The scholarship was made at an exciting time for the College of Engineering, which recently opened a new collaborative design-build space, the Engineering Innovation Center, that equips current and future students to learn at the highest levels.

McLeod comes by his affinity for Newton’s First Law honestly. As a sophomore at George Fox, he received a full-ride scholarship from the Raymond H. Berner Memorial Foundation, covering all of his tuition expenses his final three years at the university. Now he wishes to put the principle of perpetuity into action.

“I chose to start a scholarship, which is very small in comparison to what I was given, but hopefully it can grow and have a significant impact for a lot of students. I was given a lot, and I’m starting to give back with this,” he explains.

And while McLeod is reluctant to divulge the exact amount of the gift, the minimum commitment to start any scholarship at the university is $5,000. His desire to create inertia is also apparent in the decision to endow the award, meaning it will be invested and pay toward the scholarship indefinitely. After the funds are invested for a year, they will start paying out in 2017 to a senior engineering student who carries a minimum 3.0 GPA and exhibits “outstanding character and leadership.”

Ultimately, as the endowed scholarship grows, McLeod hopes the fund can be expanded to assist underclassmen and, eventually, provide one student a full year’s worth of tuition.

In addition to his financial contribution, McLeod, a furniture design engineer at Newberg-based dental equipment manufacturer A-dec, is returning to his alma mater to assist in the classroom as an adjunct instructor in the College of Engineering. “I learned a lot here and want to pass on some of that knowledge,” he says. “The personal connection you get at George Fox really prepares you for the workplace. Professors give you a lot of attention, understand what your goals are and take the time to get you there.”

McLeod hopes other recent graduates see the value in giving back – regardless of the amount. Many students don’t fully comprehend all the donors that make their education possible from behind the scenes. “I’ve told a few people about what I’m doing and some say, ‘Oh, I don’t know if I’d ever be able to do that, so I just don’t want to think about giving.’ They hear that so-and-so donated land or a building and think they can’t make a difference. But if you could buy one book for one student every semester for 20 years, that’s still a significant gift. We all remember what it’s like the first day when you have to go buy your books.

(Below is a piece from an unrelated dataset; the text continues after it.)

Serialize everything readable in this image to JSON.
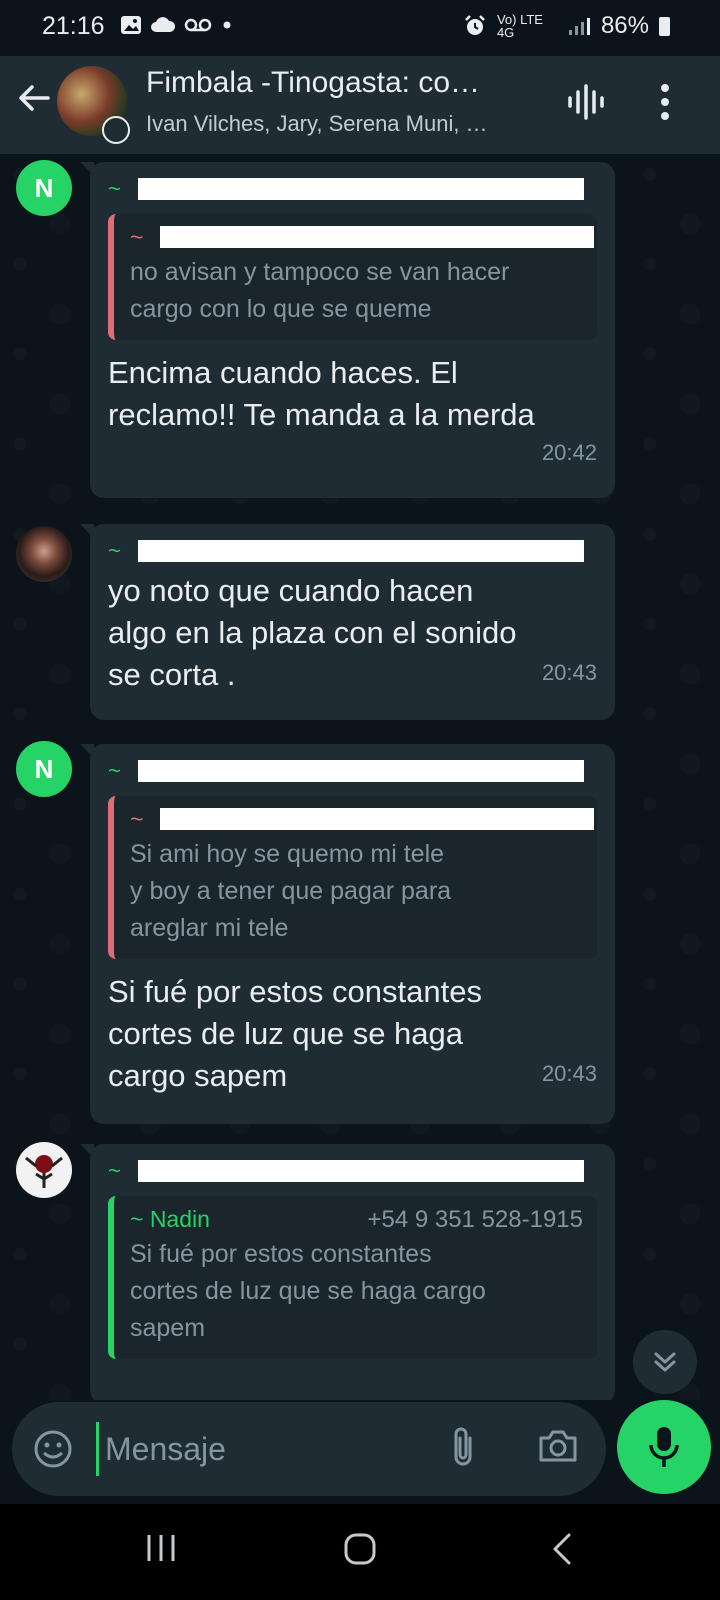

“If someone donated $80 or $100 each semester, and could buy someone a book, I think that would be something that could be fulfilling for both the donor and the student who gets a book out of it. Your gift doesn’t need to be a high-dollar amount, and that’s what I’m trying to convey to my friends.”

That’s also one of the reasons McLeod didn’t want to name the scholarship after himself. “I want it to be bigger than me,” he says. “My hope is that other people get on board and want to pitch in. That’s the idea behind the name ‘inertia’ – once in motion it continues in motion. So hopefully this is a little nudge to get something going.”